    • The appliances freezing when they think that Rob is coming around a corner to find them, thus leaving themselves inanimate and totally vulnerable to when it turns out to be the magnet, looming over them slowly and menacingly. Kirby's holler of "RUN!" sounds perfectly terrified.
    • How about Rob's near-demise? Seeing the cars get crushed one by one is bad enough, but when a human is there, it's viscerally terrifying!
    • Notice how the rest of the scene is tinted blood-red. Subtle? No. Scary? You better believe it.
    • And at the height of this incredibly intense scene, Rob begins SCREAMING HIS LUNGS OUT knowing that he's about to be slowly crushed to death. All the Toaster can do is watch in frozen terror as the scene is reflected on her face.

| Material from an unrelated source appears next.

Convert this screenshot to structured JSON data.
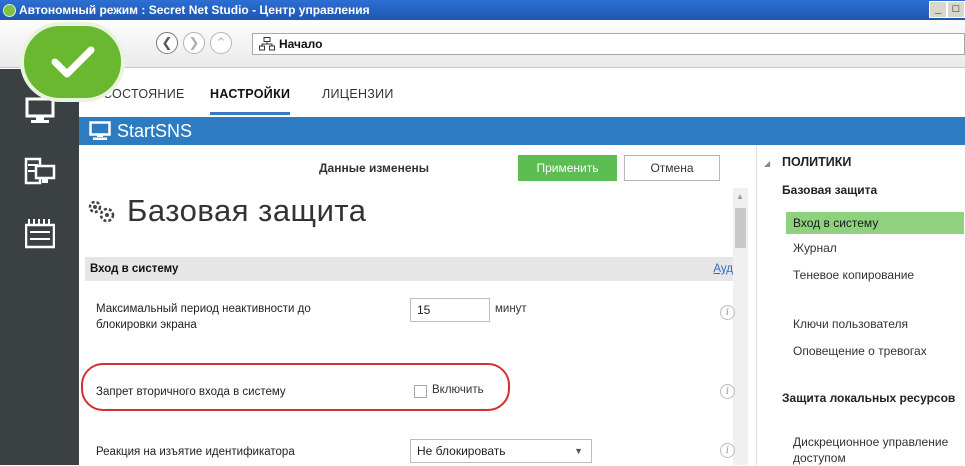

    • The whole time Rob is on the Conveyor Belt o' Doom, Chris is calling his name trying to find him. When the trash compactor stops, we get a bit of Black Comedy when she seems only mildly frustrated that he's up there. She had no idea that her boyfriend was in serious danger. One wonders how she would have handled eventually finding his bloody remains coming out of the other side of a trash compactor.
    • The toaster's Heroic Sacrifice, and decidedly Family Unfriendly Disney Death via graphic mutilation in the inner workings of the trash compactor!
  • The compactor. All the other machines have some semblance of intelligence. He/it just sits there, mindlessly eating anything the Magnet feeds it. The fact that it looks like a skull doesn't help either.
  • In one scene, we have very non-consensual experimentation including what amounts dissection and sewing multiple appliances together.note  And in another scene, we see a highly efficient means of disposing of those who have been deemed no longer useful. Now I wonder what that could symbolize.
  • For some viewers, Kirby can be really scary when he's angry. While the movie makes it clear that he's a Jerk with a Heart of Gold, scenes like his tug-o-war with Blanky over the Master's photo or his "The Reason You Suck" Speech at the waterfall show that he could hurt you if he wanted to. It doesn't help to have Thurl Ravenscroft playing the character with the same booming voice he'd use to play harmless and jovial characters, especially since he doesn't even sound like he has to try that hard to go from harmless to threatening!

Hey, it's me again. Your device. Did you think I'd let you forget about me? I don't think so.